International lawyers said Britain's immigration process was "worse than a Third World country", with businessmen and asylum-seekers facing months of delays for visas or residency applications.
The chaotic situation is embarrassing the Government, which has pledged in a White Paper to encourage foreign investment by lowering immigration barriers to entrepreneurs. It has also undermined plans to cut the backlog of asylum-seekers, which has grown to 65,000, as the number of applications being processed has fallen from 3,000 to 800 a month.
The Immigration minister, Mike O'Brien, has ordered an overhaul of the system in an effort to end years of inefficiency.

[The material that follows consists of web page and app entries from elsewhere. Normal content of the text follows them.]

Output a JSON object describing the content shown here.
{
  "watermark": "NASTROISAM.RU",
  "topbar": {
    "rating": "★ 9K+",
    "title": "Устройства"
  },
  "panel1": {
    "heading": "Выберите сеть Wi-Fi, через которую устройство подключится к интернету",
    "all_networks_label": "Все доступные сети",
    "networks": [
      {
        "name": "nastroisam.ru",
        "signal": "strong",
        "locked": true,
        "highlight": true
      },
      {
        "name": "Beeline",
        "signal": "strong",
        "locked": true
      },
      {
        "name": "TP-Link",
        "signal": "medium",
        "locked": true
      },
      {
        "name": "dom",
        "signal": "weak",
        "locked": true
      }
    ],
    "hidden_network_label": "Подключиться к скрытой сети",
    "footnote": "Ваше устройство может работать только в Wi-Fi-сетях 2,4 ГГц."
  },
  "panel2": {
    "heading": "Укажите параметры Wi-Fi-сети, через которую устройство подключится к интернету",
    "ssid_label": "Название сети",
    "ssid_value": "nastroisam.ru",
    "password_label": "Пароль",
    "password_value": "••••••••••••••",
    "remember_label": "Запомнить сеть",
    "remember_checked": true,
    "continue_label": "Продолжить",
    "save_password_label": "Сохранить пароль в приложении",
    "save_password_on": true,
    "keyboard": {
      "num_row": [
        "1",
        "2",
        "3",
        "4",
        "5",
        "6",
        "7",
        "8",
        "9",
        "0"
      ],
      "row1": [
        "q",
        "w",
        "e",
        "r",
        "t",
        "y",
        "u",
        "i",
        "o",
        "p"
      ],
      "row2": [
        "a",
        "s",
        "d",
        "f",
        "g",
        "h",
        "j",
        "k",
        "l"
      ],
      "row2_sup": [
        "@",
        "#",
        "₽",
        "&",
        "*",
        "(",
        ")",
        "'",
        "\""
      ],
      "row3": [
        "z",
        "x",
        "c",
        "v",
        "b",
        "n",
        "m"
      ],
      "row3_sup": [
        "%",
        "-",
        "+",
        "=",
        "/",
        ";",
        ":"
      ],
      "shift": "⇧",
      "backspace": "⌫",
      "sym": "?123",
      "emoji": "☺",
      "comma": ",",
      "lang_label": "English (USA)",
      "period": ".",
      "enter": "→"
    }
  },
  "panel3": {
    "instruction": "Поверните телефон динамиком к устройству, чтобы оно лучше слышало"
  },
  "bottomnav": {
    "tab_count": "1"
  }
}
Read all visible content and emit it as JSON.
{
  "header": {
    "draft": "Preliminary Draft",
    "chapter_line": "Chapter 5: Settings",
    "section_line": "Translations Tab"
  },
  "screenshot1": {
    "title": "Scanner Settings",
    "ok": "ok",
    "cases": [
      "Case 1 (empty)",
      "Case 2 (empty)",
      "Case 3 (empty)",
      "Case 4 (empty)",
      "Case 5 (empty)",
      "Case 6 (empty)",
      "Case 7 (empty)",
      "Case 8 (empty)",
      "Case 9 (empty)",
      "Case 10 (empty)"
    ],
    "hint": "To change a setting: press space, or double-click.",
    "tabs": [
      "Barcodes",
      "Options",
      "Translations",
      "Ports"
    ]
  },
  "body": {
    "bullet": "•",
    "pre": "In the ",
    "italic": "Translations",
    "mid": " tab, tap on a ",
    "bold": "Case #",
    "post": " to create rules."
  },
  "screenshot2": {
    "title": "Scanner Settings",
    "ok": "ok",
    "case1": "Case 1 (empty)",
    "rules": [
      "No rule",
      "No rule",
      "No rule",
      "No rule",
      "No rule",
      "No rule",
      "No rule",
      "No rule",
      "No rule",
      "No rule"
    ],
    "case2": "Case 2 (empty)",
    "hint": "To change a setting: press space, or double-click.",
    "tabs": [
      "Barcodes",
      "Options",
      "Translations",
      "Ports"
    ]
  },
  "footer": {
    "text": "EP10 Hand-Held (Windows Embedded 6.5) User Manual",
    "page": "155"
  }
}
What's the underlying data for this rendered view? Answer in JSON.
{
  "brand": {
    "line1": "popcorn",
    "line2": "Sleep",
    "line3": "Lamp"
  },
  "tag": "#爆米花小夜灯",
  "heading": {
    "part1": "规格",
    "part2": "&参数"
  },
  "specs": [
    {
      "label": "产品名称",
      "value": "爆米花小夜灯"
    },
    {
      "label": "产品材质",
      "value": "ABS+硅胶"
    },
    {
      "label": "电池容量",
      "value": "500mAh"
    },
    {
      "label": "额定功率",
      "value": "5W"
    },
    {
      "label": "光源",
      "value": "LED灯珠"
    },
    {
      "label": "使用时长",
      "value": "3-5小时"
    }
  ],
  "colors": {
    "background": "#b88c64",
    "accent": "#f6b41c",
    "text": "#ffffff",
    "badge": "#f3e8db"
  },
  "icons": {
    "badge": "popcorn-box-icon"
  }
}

He accepted there would be "considerable upheaval" between December and February as computers were upgraded and the directorate moved from Lunar House in Croydon, south London, to new offices nearby.
The move has been beset by unforeseen problems, which have hit international business people and asylum-seekers alike.
Immigration sources said that in one building alone the staff were struggling to cope with 10,000 unsorted documents and two weeks of unopened post .
Julia Onslow-Cole, a partner with the London lawyers Cameron McKenna, and chairman of the International Bar Association's immigration committee, said the system had become "totally chaotic".
She said: "It's really absurd to have a situation which is paralysing business applications whilst issuing this rhetoric about trying to get entrepreneurs into the country."
She said clients from America, South Africa and the Middle East had been affected by the delays.
Foreign business people who are based in Britain are effectively being marooned here for months while extensions to their residence permits are being reconsidered.
In the meantime they are prevented from travelling abroad to important business meetings, she said.
The overhaul of the immigration system ran into problems last July, when computer sub-contractors pulled out of the project. Home Office officials decided to press ahead with the move to new offices, although the new computer system has not yet been established.
John Tincey, of the Immigration Service Union, said the situation was "pretty dire".
New working practices were designed to allow officials in different buildings to view the same files at the same time but depended on computers that had not been installed.
Mr Tincey said the time for an asylum application to be processed had grown from eight months to a year. "Things have slowed down to a crawl if not to an actual stop."
One refugee organisation said: "It is an astonishing way for an organisation to operate when they are juggling life and death decisions about who has the right to remain in this country."
The Home Office said the move was causing a "temporary drop in service" but that urgent cases were still being dealt with.Reuse content